Problem to solve: Word for word, set down the full listing below.

Source data:
▬▬▬▬▬▬
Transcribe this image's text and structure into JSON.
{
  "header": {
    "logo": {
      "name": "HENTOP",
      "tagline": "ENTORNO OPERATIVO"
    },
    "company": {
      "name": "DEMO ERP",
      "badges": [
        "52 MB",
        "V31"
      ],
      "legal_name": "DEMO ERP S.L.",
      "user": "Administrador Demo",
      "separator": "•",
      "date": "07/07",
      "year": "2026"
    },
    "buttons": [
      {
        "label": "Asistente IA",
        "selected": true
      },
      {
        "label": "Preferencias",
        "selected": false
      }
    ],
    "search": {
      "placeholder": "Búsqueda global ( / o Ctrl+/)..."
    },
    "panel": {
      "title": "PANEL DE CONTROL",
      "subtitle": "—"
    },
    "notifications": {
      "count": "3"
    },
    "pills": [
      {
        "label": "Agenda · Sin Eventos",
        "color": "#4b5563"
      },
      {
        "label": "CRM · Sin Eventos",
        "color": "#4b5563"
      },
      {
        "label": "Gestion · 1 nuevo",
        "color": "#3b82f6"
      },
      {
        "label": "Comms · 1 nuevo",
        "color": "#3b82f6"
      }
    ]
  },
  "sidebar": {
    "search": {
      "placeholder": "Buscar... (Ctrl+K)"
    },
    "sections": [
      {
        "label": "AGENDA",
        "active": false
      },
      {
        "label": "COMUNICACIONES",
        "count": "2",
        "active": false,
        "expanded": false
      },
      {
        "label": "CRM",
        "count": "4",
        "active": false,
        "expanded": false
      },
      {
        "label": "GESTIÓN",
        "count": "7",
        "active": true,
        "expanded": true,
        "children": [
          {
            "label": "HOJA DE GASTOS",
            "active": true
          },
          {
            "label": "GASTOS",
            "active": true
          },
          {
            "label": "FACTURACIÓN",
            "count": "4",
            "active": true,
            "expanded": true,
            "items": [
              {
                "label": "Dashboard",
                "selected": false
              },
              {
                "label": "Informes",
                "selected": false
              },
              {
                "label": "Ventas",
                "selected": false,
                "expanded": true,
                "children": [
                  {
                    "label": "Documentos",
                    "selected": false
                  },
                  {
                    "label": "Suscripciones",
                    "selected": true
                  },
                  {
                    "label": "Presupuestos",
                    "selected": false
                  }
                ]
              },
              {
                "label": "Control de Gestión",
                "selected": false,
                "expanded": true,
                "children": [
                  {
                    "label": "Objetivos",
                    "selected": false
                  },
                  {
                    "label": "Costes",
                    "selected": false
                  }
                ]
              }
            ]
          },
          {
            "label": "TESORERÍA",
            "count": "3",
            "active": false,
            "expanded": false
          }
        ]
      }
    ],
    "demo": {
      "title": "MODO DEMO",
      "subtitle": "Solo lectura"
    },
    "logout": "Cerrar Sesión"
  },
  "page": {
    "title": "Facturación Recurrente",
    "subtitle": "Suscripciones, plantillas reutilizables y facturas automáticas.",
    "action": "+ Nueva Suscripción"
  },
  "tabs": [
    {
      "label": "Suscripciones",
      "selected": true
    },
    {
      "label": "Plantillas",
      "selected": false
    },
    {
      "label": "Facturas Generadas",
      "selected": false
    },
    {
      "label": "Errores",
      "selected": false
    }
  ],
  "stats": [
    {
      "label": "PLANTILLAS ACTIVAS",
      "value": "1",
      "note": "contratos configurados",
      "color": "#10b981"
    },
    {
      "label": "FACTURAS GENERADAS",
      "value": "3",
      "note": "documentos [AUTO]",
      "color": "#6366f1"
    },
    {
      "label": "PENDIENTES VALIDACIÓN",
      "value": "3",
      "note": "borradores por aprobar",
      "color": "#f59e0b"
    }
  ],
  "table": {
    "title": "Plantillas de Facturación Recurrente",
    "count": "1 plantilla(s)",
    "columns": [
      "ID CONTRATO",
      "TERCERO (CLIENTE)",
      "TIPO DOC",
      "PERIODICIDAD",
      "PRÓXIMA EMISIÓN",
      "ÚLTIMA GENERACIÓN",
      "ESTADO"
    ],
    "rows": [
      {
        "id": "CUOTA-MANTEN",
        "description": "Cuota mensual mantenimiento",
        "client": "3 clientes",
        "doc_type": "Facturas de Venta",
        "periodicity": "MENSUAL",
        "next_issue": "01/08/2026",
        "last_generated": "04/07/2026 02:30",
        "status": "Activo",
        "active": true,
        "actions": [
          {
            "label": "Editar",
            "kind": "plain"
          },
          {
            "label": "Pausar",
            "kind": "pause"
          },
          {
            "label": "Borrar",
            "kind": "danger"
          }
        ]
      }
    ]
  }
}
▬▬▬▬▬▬
Answer box:
Transcribe this image's text and structure into JSON.
{
  "header": {
    "logo": {
      "name": "HENTOP",
      "tagline": "ENTORNO OPERATIVO"
    },
    "company": {
      "name": "DEMO ERP",
      "badges": [
        "52 MB",
        "V31"
      ],
      "legal_name": "DEMO ERP S.L.",
      "user": "Administrador Demo",
      "separator": "•",
      "date": "07/07",
      "year": "2026"
    },
    "buttons": [
      {
        "label": "Asistente IA",
        "selected": true
      },
      {
        "label": "Preferencias",
        "selected": false
      }
    ],
    "search": {
      "placeholder": "Búsqueda global ( / o Ctrl+/)..."
    },
    "panel": {
      "title": "PANEL DE CONTROL",
      "subtitle": "—"
    },
    "notifications": {
      "count": "3"
    },
    "pills": [
      {
        "label": "Agenda · Sin Eventos",
        "color": "#4b5563"
      },
      {
        "label": "CRM · Sin Eventos",
        "color": "#4b5563"
      },
      {
        "label": "Gestion · 1 nuevo",
        "color": "#3b82f6"
      },
      {
        "label": "Comms · 1 nuevo",
        "color": "#3b82f6"
      }
    ]
  },
  "sidebar": {
    "search": {
      "placeholder": "Buscar... (Ctrl+K)"
    },
    "sections": [
      {
        "label": "AGENDA",
        "active": false
      },
      {
        "label": "COMUNICACIONES",
        "count": "2",
        "active": false,
        "expanded": false
      },
      {
        "label": "CRM",
        "count": "4",
        "active": false,
        "expanded": false
      },
      {
        "label": "GESTIÓN",
        "count": "7",
        "active": true,
        "expanded": true,
        "children": [
          {
            "label": "HOJA DE GASTOS",
            "active": true
          },
          {
            "label": "GASTOS",
            "active": true
          },
          {
            "label": "FACTURACIÓN",
            "count": "4",
            "active": true,
            "expanded": true,
            "items": [
              {
                "label": "Dashboard",
                "selected": false
              },
              {
                "label": "Informes",
                "selected": false
              },
              {
                "label": "Ventas",
                "selected": false,
                "expanded": true,
                "children": [
                  {
                    "label": "Documentos",
                    "selected": false
                  },
                  {
                    "label": "Suscripciones",
                    "selected": true
                  },
                  {
                    "label": "Presupuestos",
                    "selected": false
                  }
                ]
              },
              {
                "label": "Control de Gestión",
                "selected": false,
                "expanded": true,
                "children": [
                  {
                    "label": "Objetivos",
                    "selected": false
                  },
                  {
                    "label": "Costes",
                    "selected": false
                  }
                ]
              }
            ]
          },
          {
            "label": "TESORERÍA",
            "count": "3",
            "active": false,
            "expanded": false
          }
        ]
      }
    ],
    "demo": {
      "title": "MODO DEMO",
      "subtitle": "Solo lectura"
    },
    "logout": "Cerrar Sesión"
  },
  "page": {
    "title": "Facturación Recurrente",
    "subtitle": "Suscripciones, plantillas reutilizables y facturas automáticas.",
    "action": "+ Nueva Suscripción"
  },
  "tabs": [
    {
      "label": "Suscripciones",
      "selected": true
    },
    {
      "label": "Plantillas",
      "selected": false
    },
    {
      "label": "Facturas Generadas",
      "selected": false
    },
    {
      "label": "Errores",
      "selected": false
    }
  ],
  "stats": [
    {
      "label": "PLANTILLAS ACTIVAS",
      "value": "1",
      "note": "contratos configurados",
      "color": "#10b981"
    },
    {
      "label": "FACTURAS GENERADAS",
      "value": "3",
      "note": "documentos [AUTO]",
      "color": "#6366f1"
    },
    {
      "label": "PENDIENTES VALIDACIÓN",
      "value": "3",
      "note": "borradores por aprobar",
      "color": "#f59e0b"
    }
  ],
  "table": {
    "title": "Plantillas de Facturación Recurrente",
    "count": "1 plantilla(s)",
    "columns": [
      "ID CONTRATO",
      "TERCERO (CLIENTE)",
      "TIPO DOC",
      "PERIODICIDAD",
      "PRÓXIMA EMISIÓN",
      "ÚLTIMA GENERACIÓN",
      "ESTADO"
    ],
    "rows": [
      {
        "id": "CUOTA-MANTEN",
        "description": "Cuota mensual mantenimiento",
        "client": "3 clientes",
        "doc_type": "Facturas de Venta",
        "periodicity": "MENSUAL",
        "next_issue": "01/08/2026",
        "last_generated": "04/07/2026 02:30",
        "status": "Activo",
        "active": true,
        "actions": [
          {
            "label": "Editar",
            "kind": "plain"
          },
          {
            "label": "Pausar",
            "kind": "pause"
          },
          {
            "label": "Borrar",
            "kind": "danger"
          }
        ]
      }
    ]
  }
}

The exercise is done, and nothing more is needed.